Without further adieu, read below for my top 5 Sources of Healthy Fats (in no particular order):
1. Nuts + nut butters. All nuts / nut butters are an excellent source of both poly- and monounsaturated fatty acids. My appointed star of the nut category is the beautiful, brain-shaped walnut. Walnuts are uniquely high in omega-3 fatty acids (a PUFA). Omega-3 fatty acids are anti-inflammatory, and offer a variety of health benefits, including lowering your risk of coronary heart disease and improving blood cholesterol levels. There have also been promising results from studies looking at omega-3 fatty acids for cancer, depression, and attention-deficit hyperactivity disorder (ADHD) (5). Pecans, hazelnuts, macadamia nuts, and almonds are particularly high in monounsaturated fatty acids; however, all nuts provide a good amount of MUFAs (6).
✓ Serving recommendation: 1 handful, or about ¼ cup.
2. Seeds.
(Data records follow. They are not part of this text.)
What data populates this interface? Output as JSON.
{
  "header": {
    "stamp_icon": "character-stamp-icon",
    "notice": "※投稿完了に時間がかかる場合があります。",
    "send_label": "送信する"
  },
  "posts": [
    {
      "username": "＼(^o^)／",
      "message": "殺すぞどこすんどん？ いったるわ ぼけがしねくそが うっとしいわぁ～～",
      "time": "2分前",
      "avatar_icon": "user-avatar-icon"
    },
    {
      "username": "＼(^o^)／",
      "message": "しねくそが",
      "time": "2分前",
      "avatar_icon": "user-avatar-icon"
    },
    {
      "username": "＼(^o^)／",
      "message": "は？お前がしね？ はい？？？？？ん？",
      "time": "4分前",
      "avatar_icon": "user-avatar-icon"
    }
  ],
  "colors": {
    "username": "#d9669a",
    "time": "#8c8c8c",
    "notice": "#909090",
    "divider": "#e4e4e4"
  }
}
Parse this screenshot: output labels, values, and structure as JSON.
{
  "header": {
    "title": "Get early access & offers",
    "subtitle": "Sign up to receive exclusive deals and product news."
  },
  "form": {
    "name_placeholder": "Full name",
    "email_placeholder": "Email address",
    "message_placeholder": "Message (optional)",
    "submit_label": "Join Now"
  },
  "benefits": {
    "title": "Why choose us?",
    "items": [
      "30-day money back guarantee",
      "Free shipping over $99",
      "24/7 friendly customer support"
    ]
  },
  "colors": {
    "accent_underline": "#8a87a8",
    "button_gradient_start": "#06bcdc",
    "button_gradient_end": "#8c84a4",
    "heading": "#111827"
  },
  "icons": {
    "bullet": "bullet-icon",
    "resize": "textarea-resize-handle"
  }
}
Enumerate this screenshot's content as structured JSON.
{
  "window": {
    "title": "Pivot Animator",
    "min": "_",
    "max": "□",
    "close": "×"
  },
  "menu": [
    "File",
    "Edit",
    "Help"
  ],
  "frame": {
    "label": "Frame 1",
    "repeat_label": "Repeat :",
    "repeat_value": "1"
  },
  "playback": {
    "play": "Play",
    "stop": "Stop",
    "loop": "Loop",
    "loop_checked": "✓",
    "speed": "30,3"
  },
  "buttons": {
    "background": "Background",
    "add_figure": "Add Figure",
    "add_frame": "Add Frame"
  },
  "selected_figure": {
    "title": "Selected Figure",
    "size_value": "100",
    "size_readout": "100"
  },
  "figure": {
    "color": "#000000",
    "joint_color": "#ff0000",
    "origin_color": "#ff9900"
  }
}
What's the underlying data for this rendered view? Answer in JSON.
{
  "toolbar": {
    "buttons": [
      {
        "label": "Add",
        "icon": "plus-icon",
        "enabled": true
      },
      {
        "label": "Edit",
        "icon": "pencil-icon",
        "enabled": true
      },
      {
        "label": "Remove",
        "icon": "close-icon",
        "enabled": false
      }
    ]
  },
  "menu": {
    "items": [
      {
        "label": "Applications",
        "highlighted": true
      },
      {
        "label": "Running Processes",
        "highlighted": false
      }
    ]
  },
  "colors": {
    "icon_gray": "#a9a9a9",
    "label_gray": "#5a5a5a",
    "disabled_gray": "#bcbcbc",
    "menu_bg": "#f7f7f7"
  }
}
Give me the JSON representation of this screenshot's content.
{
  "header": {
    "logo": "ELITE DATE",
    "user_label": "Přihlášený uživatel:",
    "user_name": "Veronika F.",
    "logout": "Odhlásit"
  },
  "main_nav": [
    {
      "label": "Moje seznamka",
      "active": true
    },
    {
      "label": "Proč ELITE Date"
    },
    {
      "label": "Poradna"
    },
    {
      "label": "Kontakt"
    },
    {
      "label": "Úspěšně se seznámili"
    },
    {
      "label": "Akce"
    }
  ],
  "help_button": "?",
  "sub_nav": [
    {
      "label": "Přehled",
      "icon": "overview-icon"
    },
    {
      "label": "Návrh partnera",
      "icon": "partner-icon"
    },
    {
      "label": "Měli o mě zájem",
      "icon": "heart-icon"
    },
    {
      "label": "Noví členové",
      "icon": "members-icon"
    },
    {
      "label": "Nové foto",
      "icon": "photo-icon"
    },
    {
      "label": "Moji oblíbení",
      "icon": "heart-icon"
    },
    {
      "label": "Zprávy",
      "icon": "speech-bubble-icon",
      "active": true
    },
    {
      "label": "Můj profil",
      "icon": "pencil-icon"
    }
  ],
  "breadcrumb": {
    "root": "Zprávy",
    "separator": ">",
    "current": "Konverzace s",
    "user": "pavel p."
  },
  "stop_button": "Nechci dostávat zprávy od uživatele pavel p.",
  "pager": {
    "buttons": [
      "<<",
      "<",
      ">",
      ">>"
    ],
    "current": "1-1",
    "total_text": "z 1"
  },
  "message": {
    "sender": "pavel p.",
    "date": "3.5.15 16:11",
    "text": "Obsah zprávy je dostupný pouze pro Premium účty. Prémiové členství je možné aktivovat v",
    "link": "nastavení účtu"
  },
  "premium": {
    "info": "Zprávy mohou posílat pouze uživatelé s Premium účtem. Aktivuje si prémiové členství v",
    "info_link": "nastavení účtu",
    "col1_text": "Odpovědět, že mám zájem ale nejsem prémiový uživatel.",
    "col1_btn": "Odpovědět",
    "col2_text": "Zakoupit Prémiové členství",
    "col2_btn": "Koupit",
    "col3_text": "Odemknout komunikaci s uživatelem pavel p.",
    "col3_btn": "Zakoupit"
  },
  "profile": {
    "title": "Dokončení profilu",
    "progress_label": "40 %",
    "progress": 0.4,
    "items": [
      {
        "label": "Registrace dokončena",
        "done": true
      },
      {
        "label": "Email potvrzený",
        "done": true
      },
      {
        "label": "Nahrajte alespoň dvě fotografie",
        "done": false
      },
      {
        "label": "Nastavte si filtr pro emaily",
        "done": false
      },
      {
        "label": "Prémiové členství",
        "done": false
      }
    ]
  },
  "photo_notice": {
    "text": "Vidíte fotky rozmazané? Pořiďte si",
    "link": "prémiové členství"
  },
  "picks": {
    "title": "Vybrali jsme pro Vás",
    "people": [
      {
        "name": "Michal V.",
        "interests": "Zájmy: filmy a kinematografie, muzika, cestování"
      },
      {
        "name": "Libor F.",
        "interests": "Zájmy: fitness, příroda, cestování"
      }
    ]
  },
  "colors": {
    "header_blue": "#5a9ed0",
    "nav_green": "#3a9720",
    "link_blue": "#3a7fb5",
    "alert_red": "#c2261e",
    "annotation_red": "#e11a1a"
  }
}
Similar to nuts, seeds are packed with both poly- and monounsaturated fatty acids. My seed stars include ground flaxseed (we are unable to digest whole flaxseeds), chia seeds, and hemp seeds, as these all contain a good portion of those anti-inflammatory omega-3 fatty acids (as mentioned above). Sesame and sunflower seeds are high PUFAS, particularly omega-6 fatty acids. Omega-6 fatty acids, while necessary in the diet, are pro-inflammatory and tend to be over-consumed in the American diet. However, when omega-6 fatty acids replace saturated fats in the diet, they contribute positive effects on blood cholesterol levels and heart health (1).
✓ Serving recommendation: 1 handful, or about ¼ cup.
3. Avocado. If you've ever met me, you may know that I LOVE avocados – and for good reason! Avocados are not only loaded with monounsaturated fatty acids, but also provide a significant source of fiber, potassium, vitamin C, vitamin E, folate, and many other vitamins and minerals. And don't just think guacamole when you think avocado; add avocado to smoothies, salads, tacos, burgers, eggs, sandwiches, or on toast (pictured); the mild flavor and creamy texture compliment a wide variety of dishes. Give this amazing fruit (yes, it's technically a fruit nutritionally classified as a vegetable) a try for yourself!
✓ Serving recommendation: ¼ - ½ avocado (varies depending on avocado size and usage).
4. Oils. Almost all oils are unsaturated (except for palm and coconut oils), as they are liquid at room temperature. My top oil recommendation for all of your general cooking / dressing needs is a high-quality extra virgin olive oil. Olive oil is primarily made up of monounsaturated fatty acids. "Extra virgin" indicates that the oil is made simply by crushing olives and extracting the juice – it is free from the the use of chemicals and industrial refining. However, extra virgin olive oil does have a lower smoke point (the temperature at which the oil breaks down to where possibly harmful compounds are formed), so use this oil only when cooking on low- / medium-heat, or in cold dishes.
✓ Serving recommendation: 1 tablespoon for low- / medium-heat sautéing and dressing cold dishes / salads.
5. Fish. Last, but certainly not least, fish (of the fatty variety) provide a significant source of those touted omega-3 fatty acids. My top fish recommendations include salmon, albacore tuna, mackerel, lake trout, Alaskan halibut, sardines, and herring – all of the wild-caught variety, if possible. Different types of white fish are healthy in that they are low in Calories and high in protein; however, most of these fish lack these heart-healthy omega-3 fatty acids and are lower in other beneficial nutrients.
✓ Serving recommendation: 4-6 ounces.
Bottom line: Don't be afraid of fats – we need them! Work to incorporate more heart-healthy, unsaturated fats and less saturated fats. Continue to watch your portion sizes – all fats, unsaturated or saturated, are high in Calories, so use them mindfully and in moderation!
*This may vary depending on individual disease states and/or conditions. Do not change the composition of your diet without first discussing with your physician and/or registered dietitian.